### [Records to process]
● ● ● ●

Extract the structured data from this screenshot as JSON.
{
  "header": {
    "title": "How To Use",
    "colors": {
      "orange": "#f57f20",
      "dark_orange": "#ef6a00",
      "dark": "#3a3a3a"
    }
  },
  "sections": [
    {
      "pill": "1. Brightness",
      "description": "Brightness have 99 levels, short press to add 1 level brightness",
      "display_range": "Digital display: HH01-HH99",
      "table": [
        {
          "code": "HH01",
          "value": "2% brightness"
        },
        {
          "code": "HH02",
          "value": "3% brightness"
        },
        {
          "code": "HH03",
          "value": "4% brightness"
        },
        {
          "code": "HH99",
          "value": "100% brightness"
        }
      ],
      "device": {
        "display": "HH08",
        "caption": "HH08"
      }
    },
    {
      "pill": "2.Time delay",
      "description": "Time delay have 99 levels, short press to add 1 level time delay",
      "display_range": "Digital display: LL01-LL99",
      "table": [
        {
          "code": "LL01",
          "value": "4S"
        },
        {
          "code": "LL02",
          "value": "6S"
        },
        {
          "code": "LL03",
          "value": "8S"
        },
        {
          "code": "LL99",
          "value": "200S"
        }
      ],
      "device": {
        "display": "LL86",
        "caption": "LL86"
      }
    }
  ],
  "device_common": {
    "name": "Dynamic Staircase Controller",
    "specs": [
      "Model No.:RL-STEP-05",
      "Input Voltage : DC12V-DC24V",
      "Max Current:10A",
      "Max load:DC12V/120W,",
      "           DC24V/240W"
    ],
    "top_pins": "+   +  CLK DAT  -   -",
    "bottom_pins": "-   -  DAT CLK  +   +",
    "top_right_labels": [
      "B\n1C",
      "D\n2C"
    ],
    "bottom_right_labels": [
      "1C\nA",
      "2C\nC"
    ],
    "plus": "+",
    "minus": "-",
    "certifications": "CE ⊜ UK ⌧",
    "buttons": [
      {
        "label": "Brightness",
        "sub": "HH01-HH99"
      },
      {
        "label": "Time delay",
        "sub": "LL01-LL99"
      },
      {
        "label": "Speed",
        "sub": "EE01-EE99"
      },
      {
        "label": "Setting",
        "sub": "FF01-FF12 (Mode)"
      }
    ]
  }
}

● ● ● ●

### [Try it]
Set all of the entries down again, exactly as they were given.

### [Answer to the problem]
Extract the structured data from this screenshot as JSON.
{
  "header": {
    "title": "How To Use",
    "colors": {
      "orange": "#f57f20",
      "dark_orange": "#ef6a00",
      "dark": "#3a3a3a"
    }
  },
  "sections": [
    {
      "pill": "1. Brightness",
      "description": "Brightness have 99 levels, short press to add 1 level brightness",
      "display_range": "Digital display: HH01-HH99",
      "table": [
        {
          "code": "HH01",
          "value": "2% brightness"
        },
        {
          "code": "HH02",
          "value": "3% brightness"
        },
        {
          "code": "HH03",
          "value": "4% brightness"
        },
        {
          "code": "HH99",
          "value": "100% brightness"
        }
      ],
      "device": {
        "display": "HH08",
        "caption": "HH08"
      }
    },
    {
      "pill": "2.Time delay",
      "description": "Time delay have 99 levels, short press to add 1 level time delay",
      "display_range": "Digital display: LL01-LL99",
      "table": [
        {
          "code": "LL01",
          "value": "4S"
        },
        {
          "code": "LL02",
          "value": "6S"
        },
        {
          "code": "LL03",
          "value": "8S"
        },
        {
          "code": "LL99",
          "value": "200S"
        }
      ],
      "device": {
        "display": "LL86",
        "caption": "LL86"
      }
    }
  ],
  "device_common": {
    "name": "Dynamic Staircase Controller",
    "specs": [
      "Model No.:RL-STEP-05",
      "Input Voltage : DC12V-DC24V",
      "Max Current:10A",
      "Max load:DC12V/120W,",
      "           DC24V/240W"
    ],
    "top_pins": "+   +  CLK DAT  -   -",
    "bottom_pins": "-   -  DAT CLK  +   +",
    "top_right_labels": [
      "B\n1C",
      "D\n2C"
    ],
    "bottom_right_labels": [
      "1C\nA",
      "2C\nC"
    ],
    "plus": "+",
    "minus": "-",
    "certifications": "CE ⊜ UK ⌧",
    "buttons": [
      {
        "label": "Brightness",
        "sub": "HH01-HH99"
      },
      {
        "label": "Time delay",
        "sub": "LL01-LL99"
      },
      {
        "label": "Speed",
        "sub": "EE01-EE99"
      },
      {
        "label": "Setting",
        "sub": "FF01-FF12 (Mode)"
      }
    ]
  }
}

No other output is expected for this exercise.